►

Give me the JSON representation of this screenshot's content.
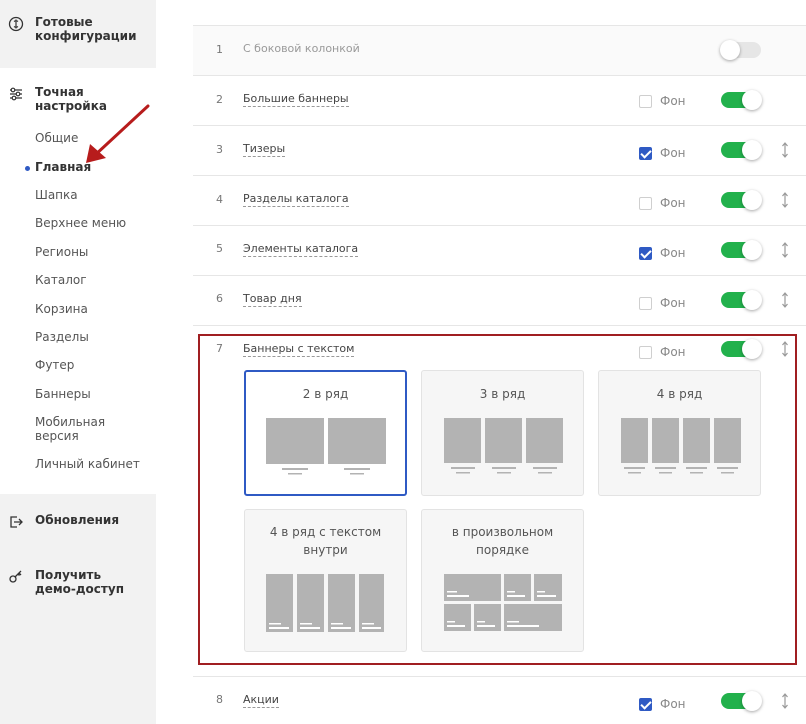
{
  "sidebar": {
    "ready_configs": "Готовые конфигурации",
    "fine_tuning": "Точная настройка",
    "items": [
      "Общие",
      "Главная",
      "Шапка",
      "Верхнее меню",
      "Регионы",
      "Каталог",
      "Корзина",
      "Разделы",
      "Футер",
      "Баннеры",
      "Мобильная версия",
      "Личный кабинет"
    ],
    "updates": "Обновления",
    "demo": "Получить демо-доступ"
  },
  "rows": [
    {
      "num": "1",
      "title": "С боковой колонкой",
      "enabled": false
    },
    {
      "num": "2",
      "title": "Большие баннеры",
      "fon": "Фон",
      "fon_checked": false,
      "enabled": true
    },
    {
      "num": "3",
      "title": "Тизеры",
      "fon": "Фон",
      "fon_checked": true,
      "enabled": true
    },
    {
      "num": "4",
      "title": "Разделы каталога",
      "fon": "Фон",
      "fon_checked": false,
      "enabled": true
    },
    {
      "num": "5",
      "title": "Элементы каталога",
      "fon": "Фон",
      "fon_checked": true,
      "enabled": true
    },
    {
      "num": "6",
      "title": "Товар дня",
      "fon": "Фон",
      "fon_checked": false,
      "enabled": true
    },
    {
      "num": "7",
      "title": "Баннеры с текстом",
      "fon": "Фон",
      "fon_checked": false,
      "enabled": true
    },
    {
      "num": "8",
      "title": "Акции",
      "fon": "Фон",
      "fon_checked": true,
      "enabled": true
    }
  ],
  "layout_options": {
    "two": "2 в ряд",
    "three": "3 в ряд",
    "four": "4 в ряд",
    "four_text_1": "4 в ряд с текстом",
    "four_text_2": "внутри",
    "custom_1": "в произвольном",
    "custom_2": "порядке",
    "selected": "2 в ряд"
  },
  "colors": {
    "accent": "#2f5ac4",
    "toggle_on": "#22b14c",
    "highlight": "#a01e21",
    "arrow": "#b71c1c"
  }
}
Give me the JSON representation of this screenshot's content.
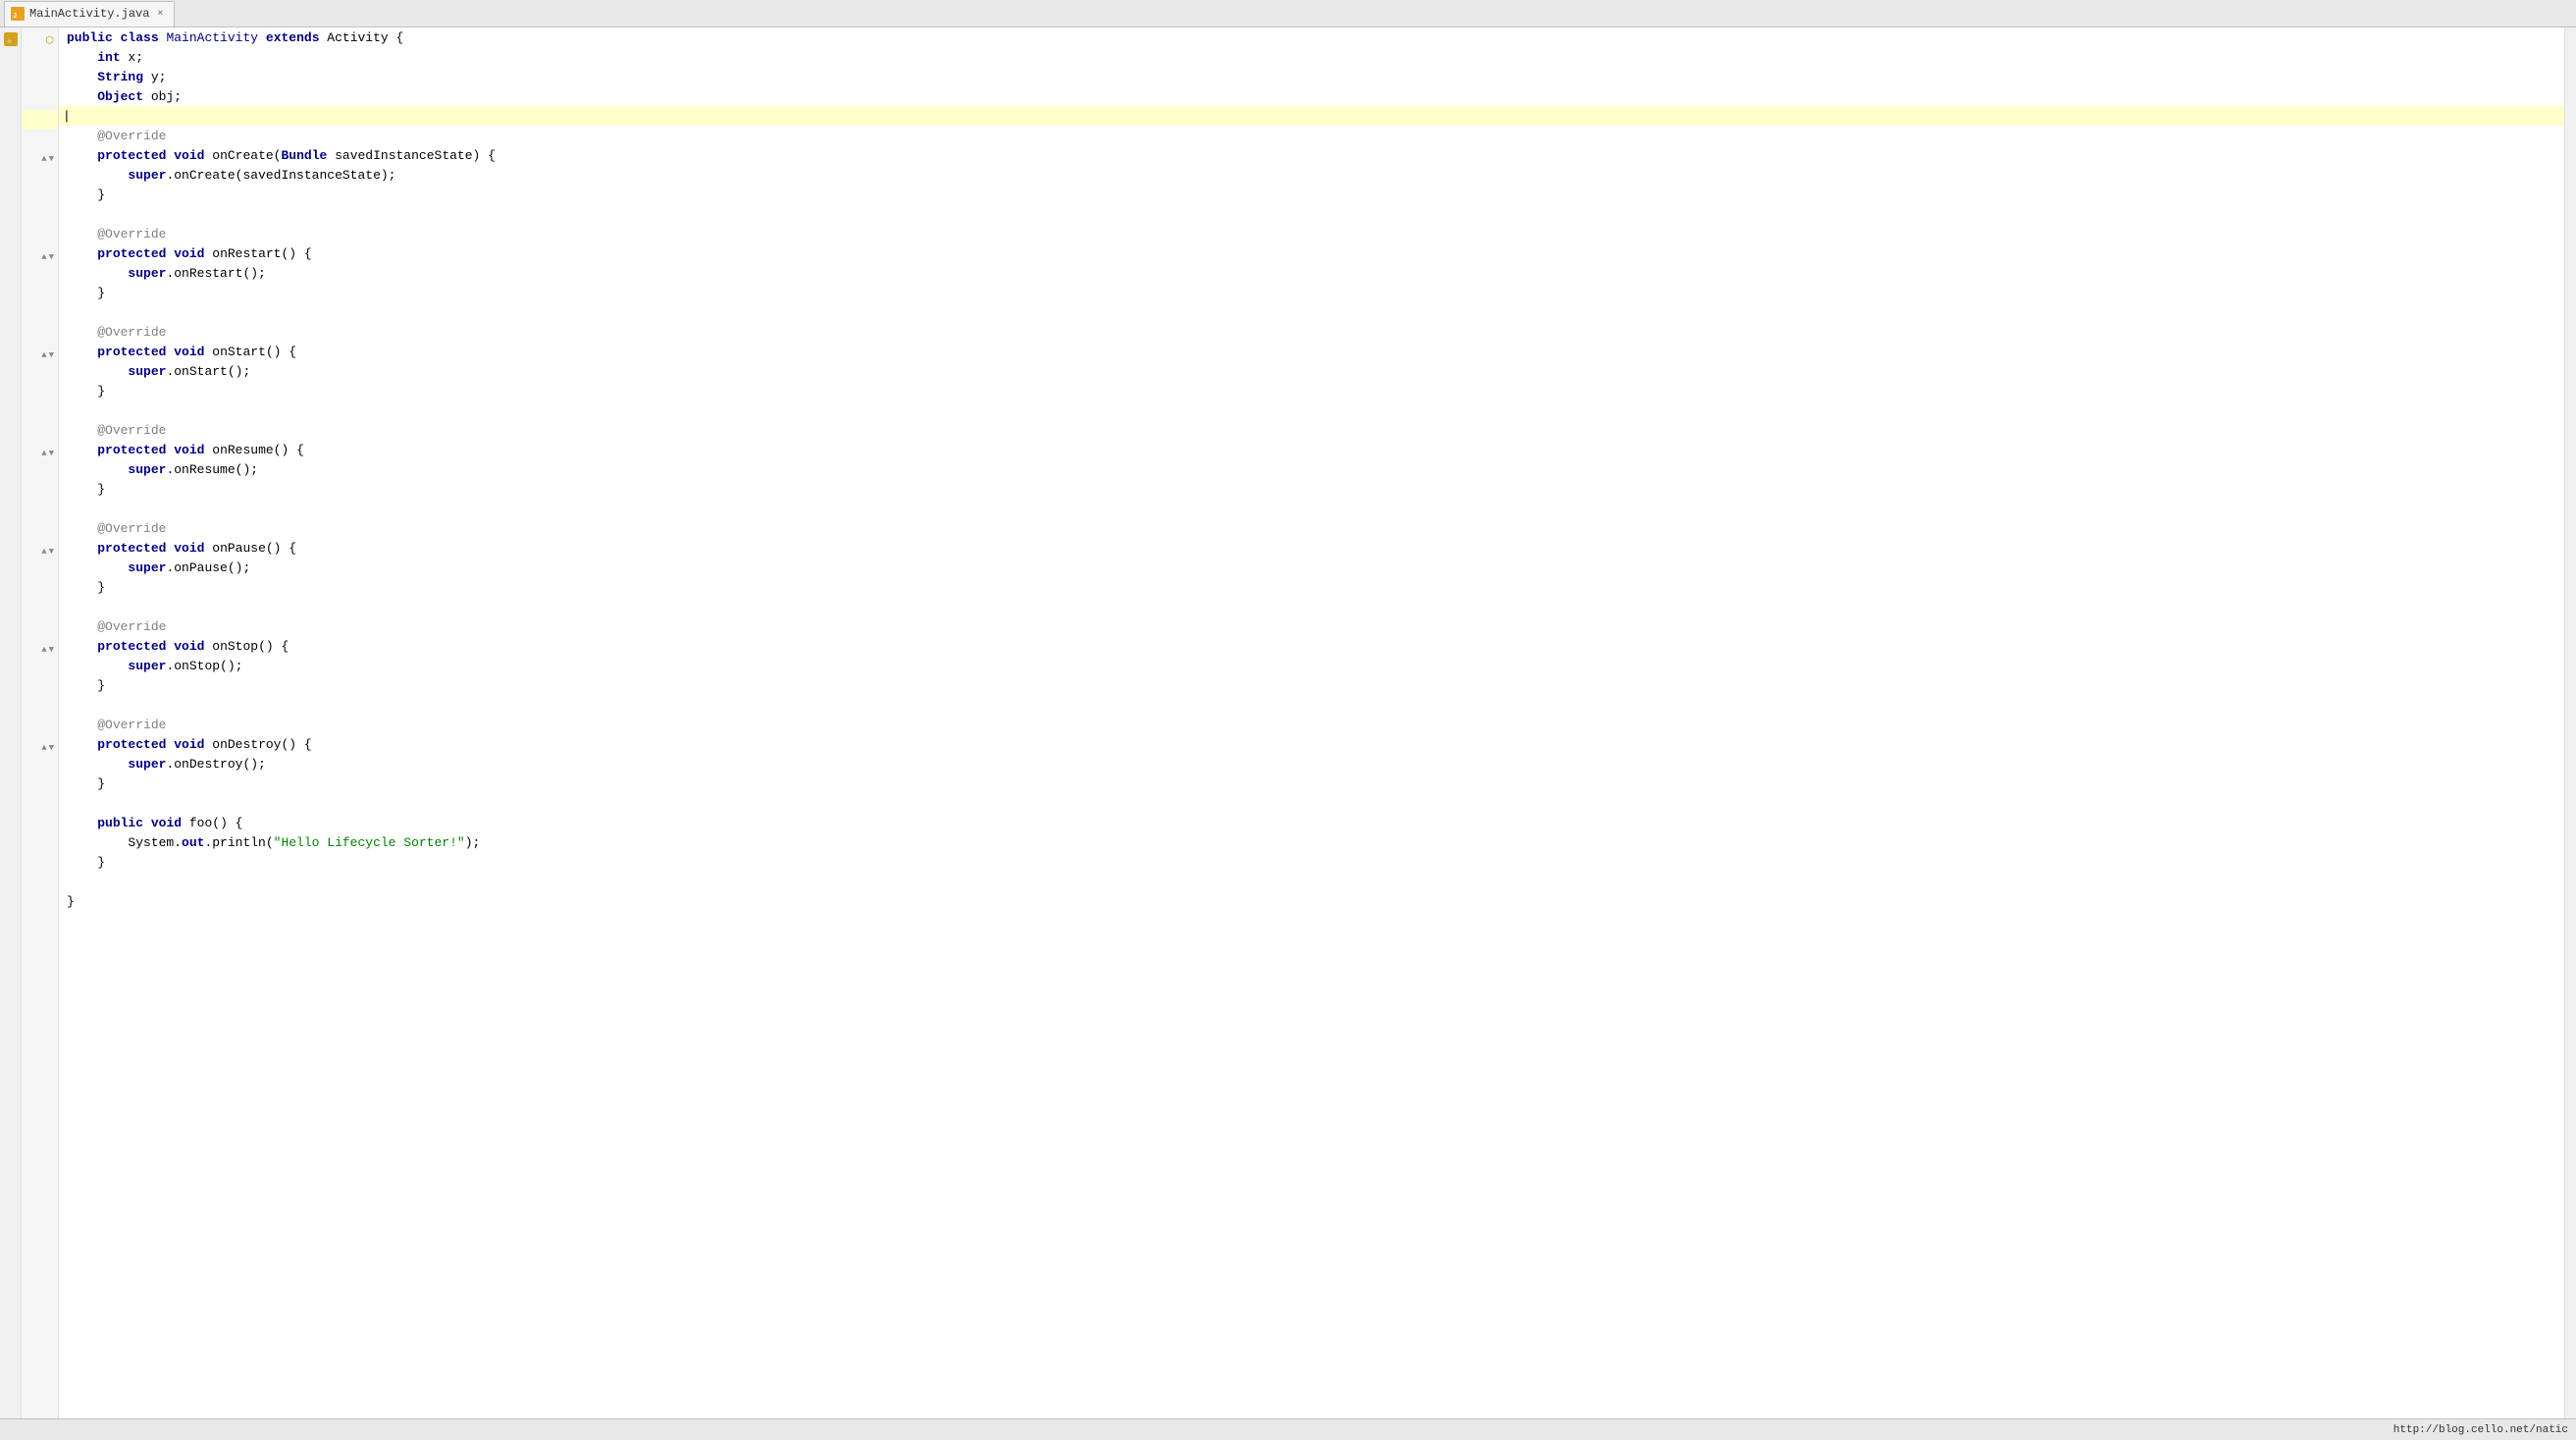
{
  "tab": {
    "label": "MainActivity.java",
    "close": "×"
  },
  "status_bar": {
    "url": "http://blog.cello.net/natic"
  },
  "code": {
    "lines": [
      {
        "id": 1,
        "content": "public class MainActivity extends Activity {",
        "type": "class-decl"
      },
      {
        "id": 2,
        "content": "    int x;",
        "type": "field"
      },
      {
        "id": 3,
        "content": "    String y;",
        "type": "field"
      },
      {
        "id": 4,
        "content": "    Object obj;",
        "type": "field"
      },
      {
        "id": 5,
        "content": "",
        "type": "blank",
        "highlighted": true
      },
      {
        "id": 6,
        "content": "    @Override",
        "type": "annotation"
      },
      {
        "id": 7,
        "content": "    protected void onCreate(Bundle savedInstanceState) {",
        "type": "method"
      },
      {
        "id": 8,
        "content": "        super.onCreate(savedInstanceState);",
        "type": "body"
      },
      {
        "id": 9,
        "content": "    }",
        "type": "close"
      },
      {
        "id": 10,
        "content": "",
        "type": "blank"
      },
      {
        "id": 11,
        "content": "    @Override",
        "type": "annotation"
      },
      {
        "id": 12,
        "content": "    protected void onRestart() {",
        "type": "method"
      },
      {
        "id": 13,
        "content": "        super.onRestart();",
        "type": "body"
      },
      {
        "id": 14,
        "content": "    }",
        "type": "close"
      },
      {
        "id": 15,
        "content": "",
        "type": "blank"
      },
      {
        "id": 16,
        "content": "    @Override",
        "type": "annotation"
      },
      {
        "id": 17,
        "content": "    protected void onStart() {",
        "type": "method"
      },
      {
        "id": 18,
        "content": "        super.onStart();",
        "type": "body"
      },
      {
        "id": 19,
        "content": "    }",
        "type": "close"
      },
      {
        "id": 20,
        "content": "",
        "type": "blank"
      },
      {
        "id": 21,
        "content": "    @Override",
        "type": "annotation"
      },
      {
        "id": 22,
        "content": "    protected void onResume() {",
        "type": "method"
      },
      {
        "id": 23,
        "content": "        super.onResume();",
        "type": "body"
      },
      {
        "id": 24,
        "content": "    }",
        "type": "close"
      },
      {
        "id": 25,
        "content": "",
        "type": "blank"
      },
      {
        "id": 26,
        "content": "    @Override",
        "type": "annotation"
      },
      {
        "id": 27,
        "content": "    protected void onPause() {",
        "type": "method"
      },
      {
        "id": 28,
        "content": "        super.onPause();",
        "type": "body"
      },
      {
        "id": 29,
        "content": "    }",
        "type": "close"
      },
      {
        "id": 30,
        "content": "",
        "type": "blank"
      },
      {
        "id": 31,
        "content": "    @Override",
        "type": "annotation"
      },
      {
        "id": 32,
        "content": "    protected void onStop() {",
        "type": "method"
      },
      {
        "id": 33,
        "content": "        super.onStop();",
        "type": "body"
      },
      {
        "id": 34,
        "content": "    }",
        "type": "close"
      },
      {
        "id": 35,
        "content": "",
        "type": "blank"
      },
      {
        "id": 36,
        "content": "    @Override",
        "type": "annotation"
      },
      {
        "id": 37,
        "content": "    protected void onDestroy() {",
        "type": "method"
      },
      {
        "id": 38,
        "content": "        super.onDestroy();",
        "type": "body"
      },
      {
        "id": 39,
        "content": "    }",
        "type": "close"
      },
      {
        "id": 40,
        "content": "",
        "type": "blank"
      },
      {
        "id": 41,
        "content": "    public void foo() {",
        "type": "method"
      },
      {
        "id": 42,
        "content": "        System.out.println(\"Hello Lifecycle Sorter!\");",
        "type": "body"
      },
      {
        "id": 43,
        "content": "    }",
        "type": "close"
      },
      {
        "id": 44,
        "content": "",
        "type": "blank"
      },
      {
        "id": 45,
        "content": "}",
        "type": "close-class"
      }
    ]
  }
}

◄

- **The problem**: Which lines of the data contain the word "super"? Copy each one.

- **Exercise solution**:
        "content": "        super.onCreate(savedInstanceState);",
        "content": "        super.onRestart();",
        "content": "        super.onStart();",
        "content": "        super.onResume();",
        "content": "        super.onPause();",
        "content": "        super.onStop();",
        "content": "        super.onDestroy();",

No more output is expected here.